On enforcement, Acosta added, DOL would concentrate on big fish.
“When I was U.S. attorney, I tried to find high-impact cases,” including cases of wage theft, Acosta told Pocan. “I think there’s a value to them, but you also have to keep an eye on the small actors” so they don’t think they can get away with law-breaking.
While the subcommittee Democrats quizzed Acosta on how DOL would survive the huge cut – and how that would particularly hurt programs that aid minorities and women – the panel’s ruling Republicans concentrated on urging Acosta to junk the DOL “fiduciary rule.”
That’s the Obama administration rule, slated to start to take effect June 9, that orders brokers and other investment advisors for individuals and pension funds to put their clients’ interests first, not their own. Trump issued an executive order early in his term telling DOL to revisit the rule, implying he wanted it scrapped, a goal of his business and right wing backers.

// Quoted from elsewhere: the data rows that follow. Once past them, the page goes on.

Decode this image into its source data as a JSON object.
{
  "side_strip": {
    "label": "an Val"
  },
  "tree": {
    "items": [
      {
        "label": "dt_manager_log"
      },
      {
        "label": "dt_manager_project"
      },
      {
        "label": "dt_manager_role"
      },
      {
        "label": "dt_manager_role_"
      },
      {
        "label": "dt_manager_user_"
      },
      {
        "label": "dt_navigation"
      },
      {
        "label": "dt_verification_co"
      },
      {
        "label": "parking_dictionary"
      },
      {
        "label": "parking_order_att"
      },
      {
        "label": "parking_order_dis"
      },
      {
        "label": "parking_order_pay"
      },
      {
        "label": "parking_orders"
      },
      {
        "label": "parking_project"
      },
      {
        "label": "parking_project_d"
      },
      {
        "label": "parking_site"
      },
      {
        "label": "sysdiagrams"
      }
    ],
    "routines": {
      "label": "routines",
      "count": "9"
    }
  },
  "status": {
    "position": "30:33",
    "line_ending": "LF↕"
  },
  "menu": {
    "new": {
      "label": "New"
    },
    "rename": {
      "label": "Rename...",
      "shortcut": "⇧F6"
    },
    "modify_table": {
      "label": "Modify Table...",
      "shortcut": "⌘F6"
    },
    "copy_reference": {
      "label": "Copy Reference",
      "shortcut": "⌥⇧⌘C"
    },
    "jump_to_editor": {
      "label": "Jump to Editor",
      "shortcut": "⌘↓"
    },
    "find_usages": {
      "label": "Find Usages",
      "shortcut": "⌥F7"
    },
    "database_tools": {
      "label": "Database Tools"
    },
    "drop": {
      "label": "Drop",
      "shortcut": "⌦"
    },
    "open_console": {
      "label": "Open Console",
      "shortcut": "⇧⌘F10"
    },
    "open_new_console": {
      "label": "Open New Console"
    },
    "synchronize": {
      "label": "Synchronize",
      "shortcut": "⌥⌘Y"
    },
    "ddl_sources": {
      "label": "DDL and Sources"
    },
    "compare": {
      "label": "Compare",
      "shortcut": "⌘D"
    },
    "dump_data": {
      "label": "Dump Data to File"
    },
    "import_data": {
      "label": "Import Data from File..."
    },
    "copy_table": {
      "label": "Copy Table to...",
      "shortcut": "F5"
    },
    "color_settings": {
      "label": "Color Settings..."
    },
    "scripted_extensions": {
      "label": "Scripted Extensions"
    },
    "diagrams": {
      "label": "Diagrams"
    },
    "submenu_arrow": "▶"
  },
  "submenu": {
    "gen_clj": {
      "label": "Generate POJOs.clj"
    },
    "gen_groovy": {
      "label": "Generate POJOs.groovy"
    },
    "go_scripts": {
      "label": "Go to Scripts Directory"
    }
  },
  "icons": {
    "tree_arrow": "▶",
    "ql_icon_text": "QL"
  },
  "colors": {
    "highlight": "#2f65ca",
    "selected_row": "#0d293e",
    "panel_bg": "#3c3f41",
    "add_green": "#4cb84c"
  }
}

Acosta decided the first week of June that there is no reason for more delay, and he stuck to that position during the hearing. “Nobody should be able to snap their fingers and change it,” Acosta said of the fiduciary rule. But in a concession to the GOP, Acosta said the section of Trump’s Office of Management and Budget that reviews federal rules will, in several weeks, call for further comments on the fiduciary rule.